Displays

Valve's SteamVR: Solves Big Problems, Raises Bigger Questions 124

Posted by Soulskill
from the like-why-do-i-need-three-dimensions-of-candy-crush dept.
An anonymous reader writes: When Valve debuted its SteamVR headset recently, it came as somewhat of a surprise — it certainly hasn't gotten the same level of hype as the Oculus Rift. But people who got to try out the new headset almost universally impressed with the quality of the hardware and software. Eurogamer has an article about the device expressing both astonishment at how far the technology has come in three short years, as well as skepticism that we'll find anything revolutionary to do with it. Quoting: "R demands a paradigm shift in the thinking of game designers and artists about how they build virtual space and how players should interact with it. We're only at the very beginning of this journey now. ... but this process will likely take years, and at the end of it the games won't resemble those we're currently used to. In short, they won't be Half-Life 3."

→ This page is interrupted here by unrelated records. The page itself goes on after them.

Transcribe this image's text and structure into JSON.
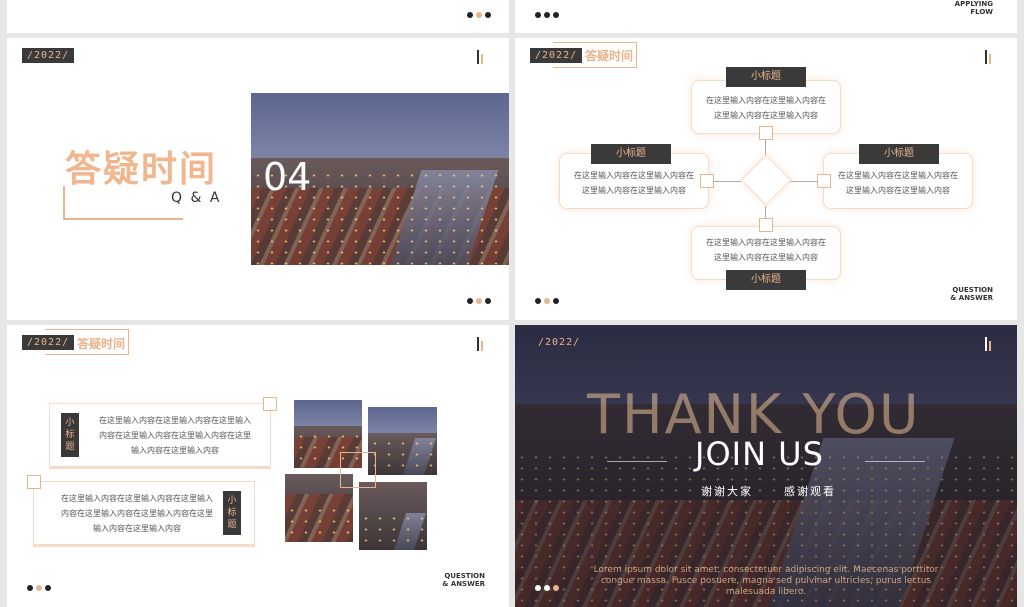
{
  "top_left_slide": {
    "dots": [
      "dark",
      "accent",
      "dark"
    ]
  },
  "top_right_slide": {
    "corner_text": "APPLYING\nFLOW",
    "dots": [
      "dark",
      "dark",
      "dark"
    ]
  },
  "slide_qa": {
    "year": "/2022/",
    "title": "答疑时间",
    "subtitle": "Q & A",
    "number": "04",
    "dots": [
      "dark",
      "accent",
      "dark"
    ]
  },
  "slide_diagram": {
    "year": "/2022/",
    "title": "答疑时间",
    "label": "小标题",
    "text_line1": "在这里输入内容在这里输入内容在",
    "text_line2": "这里输入内容在这里输入内容",
    "corner_text": "QUESTION\n& ANSWER",
    "dots": [
      "dark",
      "accent",
      "dark"
    ]
  },
  "slide_photos": {
    "year": "/2022/",
    "title": "答疑时间",
    "label_chars": [
      "小",
      "标",
      "题"
    ],
    "para_line1": "在这里输入内容在这里输入内容在这里输入",
    "para_line2": "内容在这里输入内容在这里输入内容在这里",
    "para_line3": "输入内容在这里输入内容",
    "corner_text": "QUESTION\n& ANSWER",
    "dots": [
      "dark",
      "accent",
      "dark"
    ]
  },
  "slide_thanks": {
    "year": "/2022/",
    "big_text": "THANK YOU",
    "headline": "JOIN US",
    "subline_left": "谢谢大家",
    "subline_right": "感谢观看",
    "lorem_1": "Lorem ipsum dolor sit amet, consectetuer adipiscing elit. Maecenas porttitor",
    "lorem_2": "congue massa. Fusce posuere, magna sed pulvinar ultricies, purus lectus",
    "lorem_3": "malesuada libero.",
    "dots": [
      "light",
      "light",
      "accent"
    ]
  },
  "colors": {
    "accent": "#e8b48d",
    "dark": "#3a3a3a"
  }
}
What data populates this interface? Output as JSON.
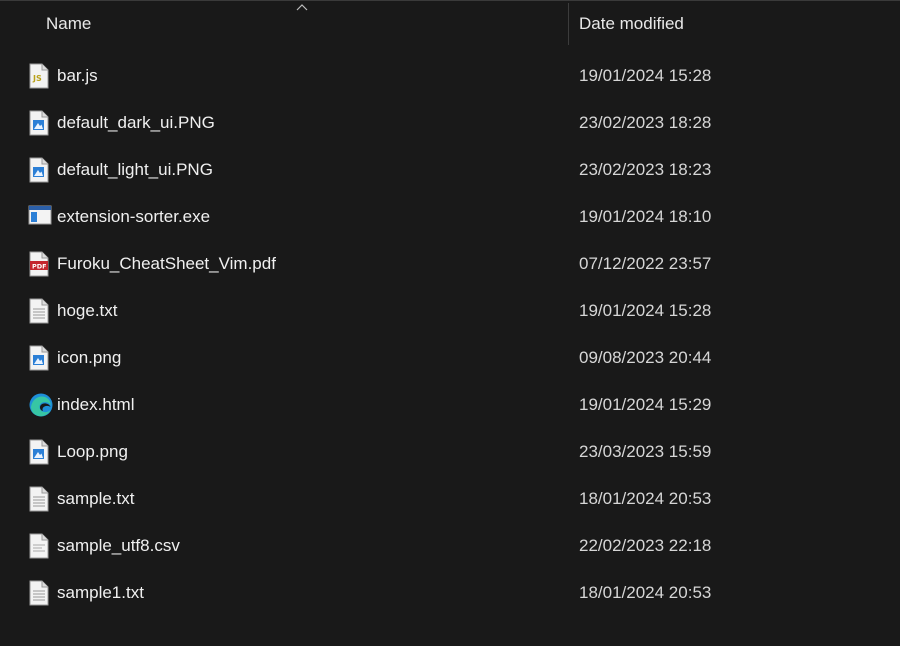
{
  "header": {
    "name_label": "Name",
    "date_label": "Date modified",
    "sort_direction": "ascending"
  },
  "files": [
    {
      "name": "bar.js",
      "date": "19/01/2024 15:28",
      "icon": "js-file-icon"
    },
    {
      "name": "default_dark_ui.PNG",
      "date": "23/02/2023 18:28",
      "icon": "image-file-icon"
    },
    {
      "name": "default_light_ui.PNG",
      "date": "23/02/2023 18:23",
      "icon": "image-file-icon"
    },
    {
      "name": "extension-sorter.exe",
      "date": "19/01/2024 18:10",
      "icon": "exe-file-icon"
    },
    {
      "name": "Furoku_CheatSheet_Vim.pdf",
      "date": "07/12/2022 23:57",
      "icon": "pdf-file-icon"
    },
    {
      "name": "hoge.txt",
      "date": "19/01/2024 15:28",
      "icon": "text-file-icon"
    },
    {
      "name": "icon.png",
      "date": "09/08/2023 20:44",
      "icon": "image-file-icon"
    },
    {
      "name": "index.html",
      "date": "19/01/2024 15:29",
      "icon": "edge-html-icon"
    },
    {
      "name": "Loop.png",
      "date": "23/03/2023 15:59",
      "icon": "image-file-icon"
    },
    {
      "name": "sample.txt",
      "date": "18/01/2024 20:53",
      "icon": "text-file-icon"
    },
    {
      "name": "sample_utf8.csv",
      "date": "22/02/2023 22:18",
      "icon": "csv-file-icon"
    },
    {
      "name": "sample1.txt",
      "date": "18/01/2024 20:53",
      "icon": "text-file-icon"
    }
  ],
  "colors": {
    "background": "#191919",
    "text": "#f0f0f0",
    "pdf_red": "#c4262e",
    "image_blue": "#2b7fd6",
    "js_yellow": "#b9a11a"
  }
}
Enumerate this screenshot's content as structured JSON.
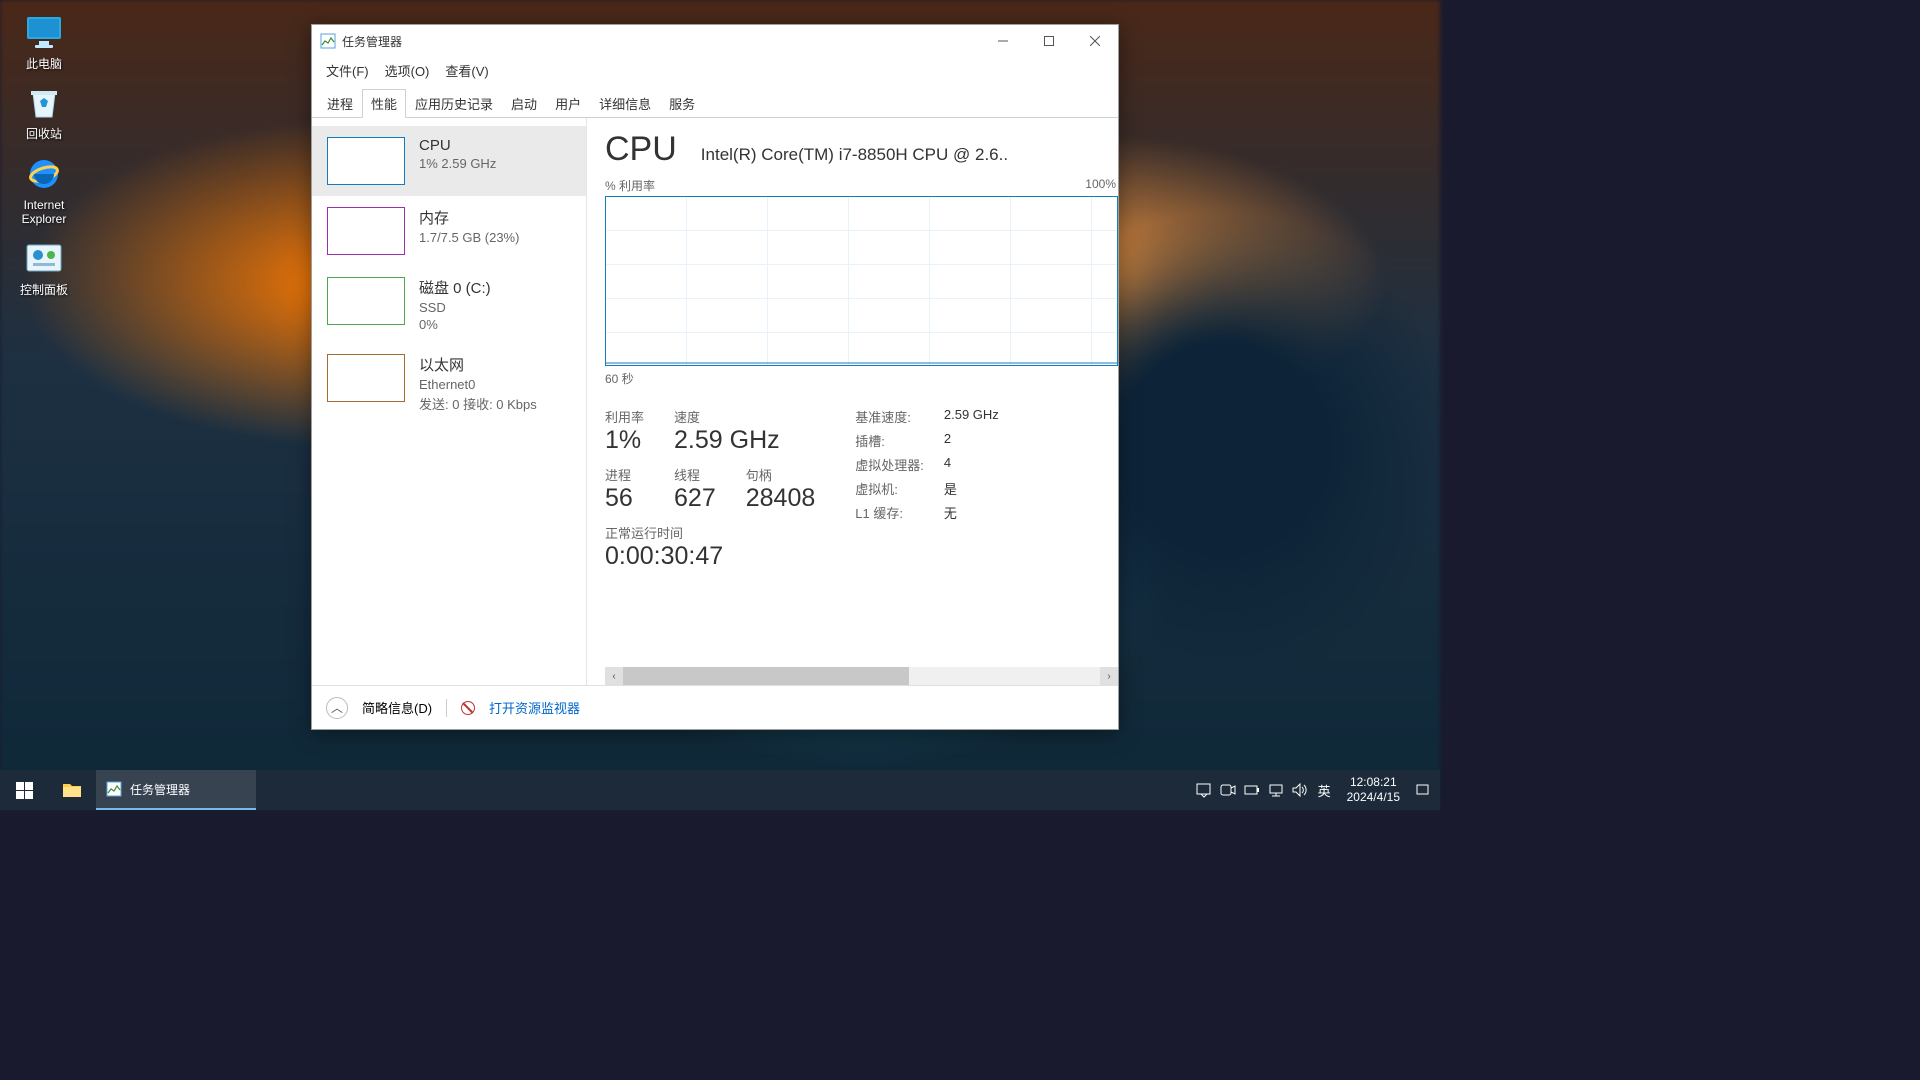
{
  "desktop_icons": {
    "this_pc": "此电脑",
    "recycle_bin": "回收站",
    "ie": "Internet Explorer",
    "control_panel": "控制面板"
  },
  "window": {
    "title": "任务管理器",
    "menu": {
      "file": "文件(F)",
      "options": "选项(O)",
      "view": "查看(V)"
    },
    "tabs": {
      "processes": "进程",
      "performance": "性能",
      "app_history": "应用历史记录",
      "startup": "启动",
      "users": "用户",
      "details": "详细信息",
      "services": "服务"
    },
    "active_tab": "performance"
  },
  "sidebar": {
    "cpu": {
      "title": "CPU",
      "sub": "1%  2.59 GHz"
    },
    "mem": {
      "title": "内存",
      "sub": "1.7/7.5 GB (23%)"
    },
    "disk": {
      "title": "磁盘 0 (C:)",
      "sub1": "SSD",
      "sub2": "0%"
    },
    "net": {
      "title": "以太网",
      "sub1": "Ethernet0",
      "sub2": "发送: 0  接收: 0 Kbps"
    }
  },
  "detail": {
    "heading": "CPU",
    "model": "Intel(R) Core(TM) i7-8850H CPU @ 2.6..",
    "chart": {
      "ylabel": "% 利用率",
      "ymax": "100%",
      "xmax": "60 秒"
    },
    "primary": {
      "util_label": "利用率",
      "util_value": "1%",
      "speed_label": "速度",
      "speed_value": "2.59 GHz",
      "proc_label": "进程",
      "proc_value": "56",
      "threads_label": "线程",
      "threads_value": "627",
      "handles_label": "句柄",
      "handles_value": "28408",
      "uptime_label": "正常运行时间",
      "uptime_value": "0:00:30:47"
    },
    "secondary": {
      "base_speed_k": "基准速度:",
      "base_speed_v": "2.59 GHz",
      "sockets_k": "插槽:",
      "sockets_v": "2",
      "vprocs_k": "虚拟处理器:",
      "vprocs_v": "4",
      "vm_k": "虚拟机:",
      "vm_v": "是",
      "l1_k": "L1 缓存:",
      "l1_v": "无"
    }
  },
  "footer": {
    "fewer_details": "简略信息(D)",
    "open_resmon": "打开资源监视器"
  },
  "taskbar": {
    "app_label": "任务管理器",
    "ime": "英",
    "time": "12:08:21",
    "date": "2024/4/15"
  },
  "chart_data": {
    "type": "line",
    "title": "% 利用率",
    "xlabel": "60 秒",
    "ylabel": "% 利用率",
    "ylim": [
      0,
      100
    ],
    "x_seconds": [
      60,
      55,
      50,
      45,
      40,
      35,
      30,
      25,
      20,
      15,
      10,
      5,
      0
    ],
    "series": [
      {
        "name": "CPU 利用率 %",
        "values": [
          1,
          1,
          1,
          1,
          1,
          1,
          1,
          1,
          1,
          1,
          1,
          1,
          1
        ]
      }
    ]
  }
}
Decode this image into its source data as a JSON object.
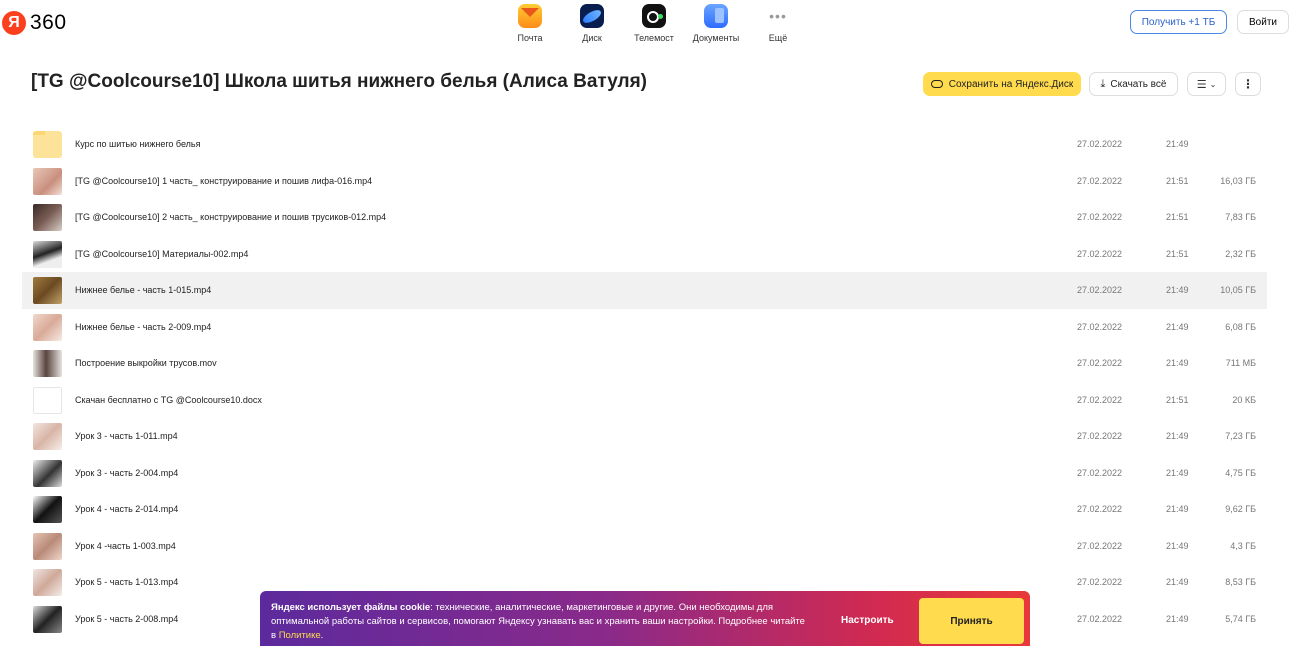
{
  "header": {
    "logo_letter": "Я",
    "logo_text": "360",
    "apps": [
      {
        "label": "Почта",
        "icon": "mail-icon"
      },
      {
        "label": "Диск",
        "icon": "disk-icon"
      },
      {
        "label": "Телемост",
        "icon": "telemost-icon"
      },
      {
        "label": "Документы",
        "icon": "documents-icon"
      },
      {
        "label": "Ещё",
        "icon": "more-apps-icon"
      }
    ],
    "get_tb_label": "Получить +1 ТБ",
    "login_label": "Войти"
  },
  "toolbar": {
    "title": "[TG @Coolcourse10] Школа шитья нижнего белья (Алиса Ватуля)",
    "save_label": "Сохранить на Яндекс.Диск",
    "download_all_label": "Скачать всё"
  },
  "files": [
    {
      "name": "Курс по шитью нижнего белья",
      "date": "27.02.2022",
      "time": "21:49",
      "size": "",
      "type": "folder"
    },
    {
      "name": "[TG @Coolcourse10] 1 часть_ конструирование и пошив лифа-016.mp4",
      "date": "27.02.2022",
      "time": "21:51",
      "size": "16,03 ГБ",
      "type": "video",
      "thumb": "linear-gradient(135deg,#e8c8b8,#c98f7e 60%,#f3e0d6)"
    },
    {
      "name": "[TG @Coolcourse10] 2 часть_ конструирование и пошив трусиков-012.mp4",
      "date": "27.02.2022",
      "time": "21:51",
      "size": "7,83 ГБ",
      "type": "video",
      "thumb": "linear-gradient(135deg,#3a2a28,#7a5e55 50%,#d8cfc8)"
    },
    {
      "name": "[TG @Coolcourse10] Материалы-002.mp4",
      "date": "27.02.2022",
      "time": "21:51",
      "size": "2,32 ГБ",
      "type": "video",
      "thumb": "linear-gradient(160deg,#ddd 0%,#222 45%,#eee 70%)"
    },
    {
      "name": "Нижнее белье - часть 1-015.mp4",
      "date": "27.02.2022",
      "time": "21:49",
      "size": "10,05 ГБ",
      "type": "video",
      "thumb": "linear-gradient(135deg,#a07a3e,#6b4a22 50%,#c2a36a)"
    },
    {
      "name": "Нижнее белье - часть 2-009.mp4",
      "date": "27.02.2022",
      "time": "21:49",
      "size": "6,08 ГБ",
      "type": "video",
      "thumb": "linear-gradient(135deg,#f0d8cc,#d9aa98 50%,#f6ebe4)"
    },
    {
      "name": "Построение выкройки трусов.mov",
      "date": "27.02.2022",
      "time": "21:49",
      "size": "711 МБ",
      "type": "video",
      "thumb": "linear-gradient(90deg,#e7e2de,#5a4440 45%,#e7e2de)"
    },
    {
      "name": "Скачан бесплатно с TG @Coolcourse10.docx",
      "date": "27.02.2022",
      "time": "21:51",
      "size": "20 КБ",
      "type": "doc"
    },
    {
      "name": "Урок 3 - часть 1-011.mp4",
      "date": "27.02.2022",
      "time": "21:49",
      "size": "7,23 ГБ",
      "type": "video",
      "thumb": "linear-gradient(135deg,#f3e6e0,#d8b5a6 50%,#f6eee9)"
    },
    {
      "name": "Урок 3 - часть 2-004.mp4",
      "date": "27.02.2022",
      "time": "21:49",
      "size": "4,75 ГБ",
      "type": "video",
      "thumb": "linear-gradient(135deg,#eee,#333 55%,#ddd)"
    },
    {
      "name": "Урок 4 - часть 2-014.mp4",
      "date": "27.02.2022",
      "time": "21:49",
      "size": "9,62 ГБ",
      "type": "video",
      "thumb": "linear-gradient(135deg,#fff,#111 50%,#555)"
    },
    {
      "name": "Урок 4 -часть 1-003.mp4",
      "date": "27.02.2022",
      "time": "21:49",
      "size": "4,3 ГБ",
      "type": "video",
      "thumb": "linear-gradient(135deg,#e6c4b4,#b98a78 50%,#efd7ca)"
    },
    {
      "name": "Урок 5 - часть 1-013.mp4",
      "date": "27.02.2022",
      "time": "21:49",
      "size": "8,53 ГБ",
      "type": "video",
      "thumb": "linear-gradient(135deg,#f0e6e2,#cfa99a 50%,#f4ece8)"
    },
    {
      "name": "Урок 5 - часть 2-008.mp4",
      "date": "27.02.2022",
      "time": "21:49",
      "size": "5,74 ГБ",
      "type": "video",
      "thumb": "linear-gradient(135deg,#ddd,#222 50%,#888)"
    }
  ],
  "selected_index": 4,
  "cookie": {
    "bold": "Яндекс использует файлы cookie",
    "text": ": технические, аналитические, маркетинговые и другие. Они необходимы для оптимальной работы сайтов и сервисов, помогают Яндексу узнавать вас и хранить ваши настройки. Подробнее читайте в ",
    "link": "Политике",
    "end": ".",
    "setup_label": "Настроить",
    "accept_label": "Принять"
  }
}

The author thinks simulation games — driving, piloting, and space combat — will be the core of the first wave, and other genres will probably have to wait for the lessons learned making sims good. He adds, "...the practical challenges are great, too — not least in persuading players to clear enough space in their homes to use this device properly, and the potential for social stigma to attach to the goofy-looking headsets and the players' withdrawal into entirely private experiences. I still think that these present major obstacles to the widespread adoption of VR, which even more practical and commercially realistic offerings like Morpheus will struggle against."
Hardware

The 2015 Vintage Computer Festival East is April 17-19 (Video) 23

Posted by Roblimo
from the they-don't-make-them-like-they-used-to dept.
The Vintage Computer Festival East is where you go to see working computers from the forties through the eighties. It's held at the Information Age Learning Center (InfoAge) in Wall, New Jersey, a site that is full of electronics history on its own. In addition to displays (including a number of items for sale), there are sessions on topics ranging from "Keyboard Restoration" to "Fixing what's hopelessly broken." Event volunteer Evan Koblentz, today's interviewee, says that most of the several hundred people the event draws every year come from the United States, but there are always at least a few international visitors. And if New Jersey isn't your thing, there are other Vintage Computer Festivals you might want to attend. To get current news about these events, you might want to sign up for the VCF email list.
Displays

PrintDisplay: DIY Displays and Touchscreens Anyone Can Print 14

Posted by samzenpus
from the print-and-watch dept.
Zothecula writes For years now, we've been promised miraculous new flexible touchscreen displays, but the deployment of such technology in big consumer products, like say the LG G Flex, hasn't started any revolutions just yet. That could soon change thanks to a team of computer scientists from Germany's Saarland University who have developed a technique that could allow anyone to literally print their own custom displays, including touchscreens."